PROBLEM DETAILS =
Starting at the first line and ending at the last, reproduce the records below exactly.

** TASK MATERIAL follows **

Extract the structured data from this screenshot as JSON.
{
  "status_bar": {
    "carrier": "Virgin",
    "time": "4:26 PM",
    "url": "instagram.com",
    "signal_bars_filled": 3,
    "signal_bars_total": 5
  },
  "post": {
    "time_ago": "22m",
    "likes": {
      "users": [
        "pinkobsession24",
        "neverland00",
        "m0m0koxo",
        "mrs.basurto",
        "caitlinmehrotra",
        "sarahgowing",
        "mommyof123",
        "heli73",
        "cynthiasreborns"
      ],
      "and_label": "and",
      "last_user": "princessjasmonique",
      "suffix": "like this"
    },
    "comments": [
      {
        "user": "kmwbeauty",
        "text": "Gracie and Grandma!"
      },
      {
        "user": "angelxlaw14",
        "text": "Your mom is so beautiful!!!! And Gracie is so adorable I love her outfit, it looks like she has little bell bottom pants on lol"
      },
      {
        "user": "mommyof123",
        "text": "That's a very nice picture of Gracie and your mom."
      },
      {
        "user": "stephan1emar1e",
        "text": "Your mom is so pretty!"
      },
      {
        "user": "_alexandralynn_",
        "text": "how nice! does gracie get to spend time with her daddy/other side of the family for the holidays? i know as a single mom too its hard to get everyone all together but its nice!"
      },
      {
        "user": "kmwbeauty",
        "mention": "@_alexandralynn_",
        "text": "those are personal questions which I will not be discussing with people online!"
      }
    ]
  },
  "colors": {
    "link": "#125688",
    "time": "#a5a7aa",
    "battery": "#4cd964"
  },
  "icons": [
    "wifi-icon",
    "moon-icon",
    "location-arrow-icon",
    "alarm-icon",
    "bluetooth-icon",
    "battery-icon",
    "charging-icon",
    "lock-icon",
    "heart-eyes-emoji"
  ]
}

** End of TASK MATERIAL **

OUTPUT =
Extract the structured data from this screenshot as JSON.
{
  "status_bar": {
    "carrier": "Virgin",
    "time": "4:26 PM",
    "url": "instagram.com",
    "signal_bars_filled": 3,
    "signal_bars_total": 5
  },
  "post": {
    "time_ago": "22m",
    "likes": {
      "users": [
        "pinkobsession24",
        "neverland00",
        "m0m0koxo",
        "mrs.basurto",
        "caitlinmehrotra",
        "sarahgowing",
        "mommyof123",
        "heli73",
        "cynthiasreborns"
      ],
      "and_label": "and",
      "last_user": "princessjasmonique",
      "suffix": "like this"
    },
    "comments": [
      {
        "user": "kmwbeauty",
        "text": "Gracie and Grandma!"
      },
      {
        "user": "angelxlaw14",
        "text": "Your mom is so beautiful!!!! And Gracie is so adorable I love her outfit, it looks like she has little bell bottom pants on lol"
      },
      {
        "user": "mommyof123",
        "text": "That's a very nice picture of Gracie and your mom."
      },
      {
        "user": "stephan1emar1e",
        "text": "Your mom is so pretty!"
      },
      {
        "user": "_alexandralynn_",
        "text": "how nice! does gracie get to spend time with her daddy/other side of the family for the holidays? i know as a single mom too its hard to get everyone all together but its nice!"
      },
      {
        "user": "kmwbeauty",
        "mention": "@_alexandralynn_",
        "text": "those are personal questions which I will not be discussing with people online!"
      }
    ]
  },
  "colors": {
    "link": "#125688",
    "time": "#a5a7aa",
    "battery": "#4cd964"
  },
  "icons": [
    "wifi-icon",
    "moon-icon",
    "location-arrow-icon",
    "alarm-icon",
    "bluetooth-icon",
    "battery-icon",
    "charging-icon",
    "lock-icon",
    "heart-eyes-emoji"
  ]
}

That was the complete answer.